- **TASK STATEMENT**: Please give the listing again in its entirety, exactly as written.

- **RECORDS FOR THIS EXERCISE**:
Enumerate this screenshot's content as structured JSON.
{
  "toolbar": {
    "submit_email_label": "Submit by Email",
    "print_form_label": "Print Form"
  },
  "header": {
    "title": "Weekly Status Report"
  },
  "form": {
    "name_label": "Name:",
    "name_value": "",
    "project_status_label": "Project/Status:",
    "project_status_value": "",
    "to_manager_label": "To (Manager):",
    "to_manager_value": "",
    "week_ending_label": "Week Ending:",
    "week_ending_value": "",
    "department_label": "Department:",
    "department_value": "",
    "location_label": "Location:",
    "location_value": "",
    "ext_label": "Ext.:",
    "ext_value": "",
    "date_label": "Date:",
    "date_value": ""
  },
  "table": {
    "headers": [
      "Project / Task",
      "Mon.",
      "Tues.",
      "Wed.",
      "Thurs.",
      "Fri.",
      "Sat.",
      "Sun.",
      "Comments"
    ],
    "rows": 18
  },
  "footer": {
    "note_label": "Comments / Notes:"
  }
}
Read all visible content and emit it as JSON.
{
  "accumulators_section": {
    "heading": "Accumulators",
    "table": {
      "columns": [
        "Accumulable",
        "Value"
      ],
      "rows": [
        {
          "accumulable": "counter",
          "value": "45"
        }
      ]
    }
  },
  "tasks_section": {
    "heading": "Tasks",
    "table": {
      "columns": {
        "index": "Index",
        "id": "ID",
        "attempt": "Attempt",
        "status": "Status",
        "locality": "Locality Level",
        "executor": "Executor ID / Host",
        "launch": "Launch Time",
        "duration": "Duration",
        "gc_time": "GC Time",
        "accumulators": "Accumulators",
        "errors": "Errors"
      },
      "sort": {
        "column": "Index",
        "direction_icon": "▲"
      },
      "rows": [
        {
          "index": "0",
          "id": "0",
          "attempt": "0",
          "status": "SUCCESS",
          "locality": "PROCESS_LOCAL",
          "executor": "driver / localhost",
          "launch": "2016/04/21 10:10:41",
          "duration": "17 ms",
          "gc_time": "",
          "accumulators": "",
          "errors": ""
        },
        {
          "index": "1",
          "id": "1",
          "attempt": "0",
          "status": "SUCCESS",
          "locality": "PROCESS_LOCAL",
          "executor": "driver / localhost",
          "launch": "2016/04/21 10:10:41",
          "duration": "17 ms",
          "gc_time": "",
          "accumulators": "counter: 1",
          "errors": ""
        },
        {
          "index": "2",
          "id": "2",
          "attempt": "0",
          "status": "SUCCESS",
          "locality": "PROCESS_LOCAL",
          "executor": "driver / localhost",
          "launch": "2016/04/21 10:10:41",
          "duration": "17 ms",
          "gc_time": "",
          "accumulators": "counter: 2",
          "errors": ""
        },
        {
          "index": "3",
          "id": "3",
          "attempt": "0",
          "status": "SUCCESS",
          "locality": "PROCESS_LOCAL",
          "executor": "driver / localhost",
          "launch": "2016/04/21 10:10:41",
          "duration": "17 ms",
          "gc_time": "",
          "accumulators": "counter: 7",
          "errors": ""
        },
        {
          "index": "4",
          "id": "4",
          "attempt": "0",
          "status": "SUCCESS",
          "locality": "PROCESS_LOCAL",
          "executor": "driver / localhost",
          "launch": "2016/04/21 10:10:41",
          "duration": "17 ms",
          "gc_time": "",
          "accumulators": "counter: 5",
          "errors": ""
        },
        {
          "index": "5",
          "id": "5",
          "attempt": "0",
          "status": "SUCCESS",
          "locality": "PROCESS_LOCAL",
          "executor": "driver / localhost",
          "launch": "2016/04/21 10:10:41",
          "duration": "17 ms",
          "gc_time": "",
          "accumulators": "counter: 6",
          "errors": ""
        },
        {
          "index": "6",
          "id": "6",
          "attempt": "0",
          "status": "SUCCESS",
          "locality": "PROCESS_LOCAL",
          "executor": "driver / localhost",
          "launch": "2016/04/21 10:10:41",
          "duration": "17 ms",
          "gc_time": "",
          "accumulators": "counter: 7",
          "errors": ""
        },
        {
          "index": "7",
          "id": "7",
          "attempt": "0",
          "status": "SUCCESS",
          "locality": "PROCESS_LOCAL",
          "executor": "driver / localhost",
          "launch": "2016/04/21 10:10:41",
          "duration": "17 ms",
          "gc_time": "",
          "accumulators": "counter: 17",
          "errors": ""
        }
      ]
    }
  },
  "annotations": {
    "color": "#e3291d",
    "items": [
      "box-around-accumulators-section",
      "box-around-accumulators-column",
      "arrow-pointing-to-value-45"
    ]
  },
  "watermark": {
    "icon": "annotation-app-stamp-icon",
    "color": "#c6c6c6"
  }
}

- **THE ANSWER**:
Enumerate this screenshot's content as structured JSON.
{
  "toolbar": {
    "submit_email_label": "Submit by Email",
    "print_form_label": "Print Form"
  },
  "header": {
    "title": "Weekly Status Report"
  },
  "form": {
    "name_label": "Name:",
    "name_value": "",
    "project_status_label": "Project/Status:",
    "project_status_value": "",
    "to_manager_label": "To (Manager):",
    "to_manager_value": "",
    "week_ending_label": "Week Ending:",
    "week_ending_value": "",
    "department_label": "Department:",
    "department_value": "",
    "location_label": "Location:",
    "location_value": "",
    "ext_label": "Ext.:",
    "ext_value": "",
    "date_label": "Date:",
    "date_value": ""
  },
  "table": {
    "headers": [
      "Project / Task",
      "Mon.",
      "Tues.",
      "Wed.",
      "Thurs.",
      "Fri.",
      "Sat.",
      "Sun.",
      "Comments"
    ],
    "rows": 18
  },
  "footer": {
    "note_label": "Comments / Notes:"
  }
}
Read all visible content and emit it as JSON.
{
  "accumulators_section": {
    "heading": "Accumulators",
    "table": {
      "columns": [
        "Accumulable",
        "Value"
      ],
      "rows": [
        {
          "accumulable": "counter",
          "value": "45"
        }
      ]
    }
  },
  "tasks_section": {
    "heading": "Tasks",
    "table": {
      "columns": {
        "index": "Index",
        "id": "ID",
        "attempt": "Attempt",
        "status": "Status",
        "locality": "Locality Level",
        "executor": "Executor ID / Host",
        "launch": "Launch Time",
        "duration": "Duration",
        "gc_time": "GC Time",
        "accumulators": "Accumulators",
        "errors": "Errors"
      },
      "sort": {
        "column": "Index",
        "direction_icon": "▲"
      },
      "rows": [
        {
          "index": "0",
          "id": "0",
          "attempt": "0",
          "status": "SUCCESS",
          "locality": "PROCESS_LOCAL",
          "executor": "driver / localhost",
          "launch": "2016/04/21 10:10:41",
          "duration": "17 ms",
          "gc_time": "",
          "accumulators": "",
          "errors": ""
        },
        {
          "index": "1",
          "id": "1",
          "attempt": "0",
          "status": "SUCCESS",
          "locality": "PROCESS_LOCAL",
          "executor": "driver / localhost",
          "launch": "2016/04/21 10:10:41",
          "duration": "17 ms",
          "gc_time": "",
          "accumulators": "counter: 1",
          "errors": ""
        },
        {
          "index": "2",
          "id": "2",
          "attempt": "0",
          "status": "SUCCESS",
          "locality": "PROCESS_LOCAL",
          "executor": "driver / localhost",
          "launch": "2016/04/21 10:10:41",
          "duration": "17 ms",
          "gc_time": "",
          "accumulators": "counter: 2",
          "errors": ""
        },
        {
          "index": "3",
          "id": "3",
          "attempt": "0",
          "status": "SUCCESS",
          "locality": "PROCESS_LOCAL",
          "executor": "driver / localhost",
          "launch": "2016/04/21 10:10:41",
          "duration": "17 ms",
          "gc_time": "",
          "accumulators": "counter: 7",
          "errors": ""
        },
        {
          "index": "4",
          "id": "4",
          "attempt": "0",
          "status": "SUCCESS",
          "locality": "PROCESS_LOCAL",
          "executor": "driver / localhost",
          "launch": "2016/04/21 10:10:41",
          "duration": "17 ms",
          "gc_time": "",
          "accumulators": "counter: 5",
          "errors": ""
        },
        {
          "index": "5",
          "id": "5",
          "attempt": "0",
          "status": "SUCCESS",
          "locality": "PROCESS_LOCAL",
          "executor": "driver / localhost",
          "launch": "2016/04/21 10:10:41",
          "duration": "17 ms",
          "gc_time": "",
          "accumulators": "counter: 6",
          "errors": ""
        },
        {
          "index": "6",
          "id": "6",
          "attempt": "0",
          "status": "SUCCESS",
          "locality": "PROCESS_LOCAL",
          "executor": "driver / localhost",
          "launch": "2016/04/21 10:10:41",
          "duration": "17 ms",
          "gc_time": "",
          "accumulators": "counter: 7",
          "errors": ""
        },
        {
          "index": "7",
          "id": "7",
          "attempt": "0",
          "status": "SUCCESS",
          "locality": "PROCESS_LOCAL",
          "executor": "driver / localhost",
          "launch": "2016/04/21 10:10:41",
          "duration": "17 ms",
          "gc_time": "",
          "accumulators": "counter: 17",
          "errors": ""
        }
      ]
    }
  },
  "annotations": {
    "color": "#e3291d",
    "items": [
      "box-around-accumulators-section",
      "box-around-accumulators-column",
      "arrow-pointing-to-value-45"
    ]
  },
  "watermark": {
    "icon": "annotation-app-stamp-icon",
    "color": "#c6c6c6"
  }
}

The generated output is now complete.